All the studies that demonstrated efficacy of vitamin D to prevent fracture used at least 800 IU of cholecalciferol in largely vitamin D–deficient populations. Although ergo-calciferol is likely to be effective in preventing fractures, evidence is limited. In addition, 25(OH)D levels should be maintained above at least 32 ng/mL. Vitamin D should also be taken along with 1000 to 1200 mg per day of calcium to have maximum antifracture efficacy [25•
]. Adherence to a daily calcium and vitamin D regimen is extremely important and must be stressed to each patient.
Whether calcium absorption differs among common preparations of calcium (ie, calcium citrate or calcium carbonate) is a matter of controversy. Most forms of calcium are best absorbed in divided dosages of 500 mg or less given two to three times daily [44
]. Calcium citrate may have a slightly better absorption than calcium carbonate in patients with achlorhydria [45
]. A meta-analysis of 15 studies demonstrated an approximately 20% superior absorption of calcium citrate as compared with calcium carbonate [46
]. However, only 5 of the 15 studies included in this meta-analysis calculated calcium absorption using dual calcium isotope measurements, which are considered the gold standard. For most healthy adults, calcium carbonate or citrate supplements should adequately satisfy the daily calcium requirement. If cost is an issue, it may be more cost-effective to recommend calcium carbonate as the primary form of calcium supplementation [47
Calcium absorption does not seem to differ among different food sources such as milk, yogurt, or cheese [48
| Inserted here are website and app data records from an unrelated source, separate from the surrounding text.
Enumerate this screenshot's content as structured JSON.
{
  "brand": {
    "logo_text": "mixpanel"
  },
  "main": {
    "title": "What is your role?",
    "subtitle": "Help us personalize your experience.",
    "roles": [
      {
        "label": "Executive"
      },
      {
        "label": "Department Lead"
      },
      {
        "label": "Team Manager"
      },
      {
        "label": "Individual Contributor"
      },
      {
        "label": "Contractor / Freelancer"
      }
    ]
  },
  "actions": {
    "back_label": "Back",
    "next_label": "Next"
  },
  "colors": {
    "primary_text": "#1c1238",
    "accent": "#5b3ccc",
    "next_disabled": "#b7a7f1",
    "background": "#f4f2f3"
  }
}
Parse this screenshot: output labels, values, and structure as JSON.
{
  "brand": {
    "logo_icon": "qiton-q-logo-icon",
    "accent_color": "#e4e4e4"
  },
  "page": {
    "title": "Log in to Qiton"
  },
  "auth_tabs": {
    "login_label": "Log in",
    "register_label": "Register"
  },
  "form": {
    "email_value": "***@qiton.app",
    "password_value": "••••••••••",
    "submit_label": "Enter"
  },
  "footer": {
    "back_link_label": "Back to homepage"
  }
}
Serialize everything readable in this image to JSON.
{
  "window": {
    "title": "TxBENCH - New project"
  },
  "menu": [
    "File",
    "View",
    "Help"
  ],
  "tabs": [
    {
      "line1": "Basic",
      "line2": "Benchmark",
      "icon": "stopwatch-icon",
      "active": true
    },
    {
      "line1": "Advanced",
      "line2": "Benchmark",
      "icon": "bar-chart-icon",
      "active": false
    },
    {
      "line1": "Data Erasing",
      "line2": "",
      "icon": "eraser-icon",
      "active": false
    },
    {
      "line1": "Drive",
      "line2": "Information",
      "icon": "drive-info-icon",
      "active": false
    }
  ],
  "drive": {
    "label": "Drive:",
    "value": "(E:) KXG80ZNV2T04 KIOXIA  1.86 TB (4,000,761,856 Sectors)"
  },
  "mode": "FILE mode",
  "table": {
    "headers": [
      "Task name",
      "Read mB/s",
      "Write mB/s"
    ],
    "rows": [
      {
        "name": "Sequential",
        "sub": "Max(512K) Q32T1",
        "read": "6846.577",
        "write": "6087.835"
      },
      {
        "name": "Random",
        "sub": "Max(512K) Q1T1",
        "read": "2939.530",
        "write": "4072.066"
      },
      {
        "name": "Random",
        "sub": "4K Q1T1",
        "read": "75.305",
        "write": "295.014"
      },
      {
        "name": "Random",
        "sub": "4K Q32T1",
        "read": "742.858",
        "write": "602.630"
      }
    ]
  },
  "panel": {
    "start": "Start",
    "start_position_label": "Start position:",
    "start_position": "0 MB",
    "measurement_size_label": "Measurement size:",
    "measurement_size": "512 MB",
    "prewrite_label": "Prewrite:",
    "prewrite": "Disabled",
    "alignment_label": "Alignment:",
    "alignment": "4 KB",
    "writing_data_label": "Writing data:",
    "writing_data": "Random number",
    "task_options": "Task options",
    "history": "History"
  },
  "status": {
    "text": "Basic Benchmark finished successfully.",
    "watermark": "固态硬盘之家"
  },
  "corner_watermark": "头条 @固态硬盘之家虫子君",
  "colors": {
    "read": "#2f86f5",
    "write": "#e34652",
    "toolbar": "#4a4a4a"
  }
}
]. Dairy products contain 200 to 300 mg of calcium per serving (1 cup of milk, three quarters of a cup of yogurt, 1.25-inch cube of cheese). Absorption of calcium from cow's milk does not differ from soy milk, an increasingly popular drink, when the latter is fortified with calcium carbonate.
Cholecalciferol has been reported to be more effective in raising 25(OH)D levels compared to ergocalciferol when given in supraphysiologic dosages [49
]. Of importance, with advancing age, vitamin D production in the skin declines, making elderly populations more dependent on dietary vitamin D. For the average older person, higher dietary intake of vitamin D may be required to achieve optimal serum levels of 25(OH)D. Most dietary sources of vitamin D do not contain sufficient amounts of vitamin D to satisfy daily requirements. Foods thought to contain high amounts of vitamin D3
include fortified milk and oily fish such as salmon, mackerel, and blue fish [1••
Additional recommendations for intake in the rheumatology patient
Several rheumatologic diseases, including RA and SLE, are independent risk factors for fracture development. Glucocorticoids, which are frequently employed in the treatment of these diseases, have an additive effect on fracture risk. Vitamin D and calcium play pivotal roles in the prevention of fractures [25•
], and higher vitamin D intake may be associated with a decreased incidence of RA [32
]. The prevalence of vitamin D deficiency is as high as 67% in SLE patients [50
]. In these patients, renal disease, photosensitivity, and African American race are strong predictors of low 25(OH)D levels (< 10 ng/mL) [50
We recommend that all patients with autoimmune diseases such as SLE or RA as well as those with malabsorption (eg, Crohn's disease or ulcerative colitis) be screened for vitamin D deficiency. If insufficient (< 32 ng/mL), 50,000 IU ergocalciferol once or twice a week should be prescribed for up to 3 months. A follow-up 25(OH)D level should be determined to ensure that optimal 25(OH)D levels have been achieved. After correction of vitamin D insufficiency, we recommend ergocalciferol 50,000 IU once a month or 1000 IU of cholecalciferol daily to maintain optimal 25(OH)D levels. Physicians should consider checking vitamin D status annually or semiannually to ensure optimal circulating 25(OH)D levels year-round, especially in those patients with osteoporosis or risk for falls. presents our proposed algorithm to maintain optimal vitamin D status.
Figure 1 Proposed algorithm for optimal vitamin D status in patients with rheumatologic disease. 25(OH)D—25-hydroxyvitamin D. *If calcium level is elevated, evaluation for primary hyperparathyroidism may be necessary prior to repletion of vitamin D status. (more ...)
Calcium supplementation should be 1000 to 1200 mg daily in the form of dairy intake or over-the-counter pills in divided doses of 300 to 600 mg twice to three times a day [51
]. In patients who do not suffer from photosensitivity or who do not have risk of skin cancer, sun exposure of at least 10 to 15 minutes daily of the hands, face, and arms can be an alternative method to promote endogenous vitamin D production [27
Patients initiating glucocorticoid therapy are at especially high risk of fractures if these drugs are continued for more than 3 months. In animal studies, these agents inhibit vitamin D–mediated intestinal TRPV6 transcription [44
], which may reduce active intestinal calcium transport. Thus, if patients begin glucocorticoid treatment with an expected duration of more than 3 months, higher doses of calcium and vitamin D may be required.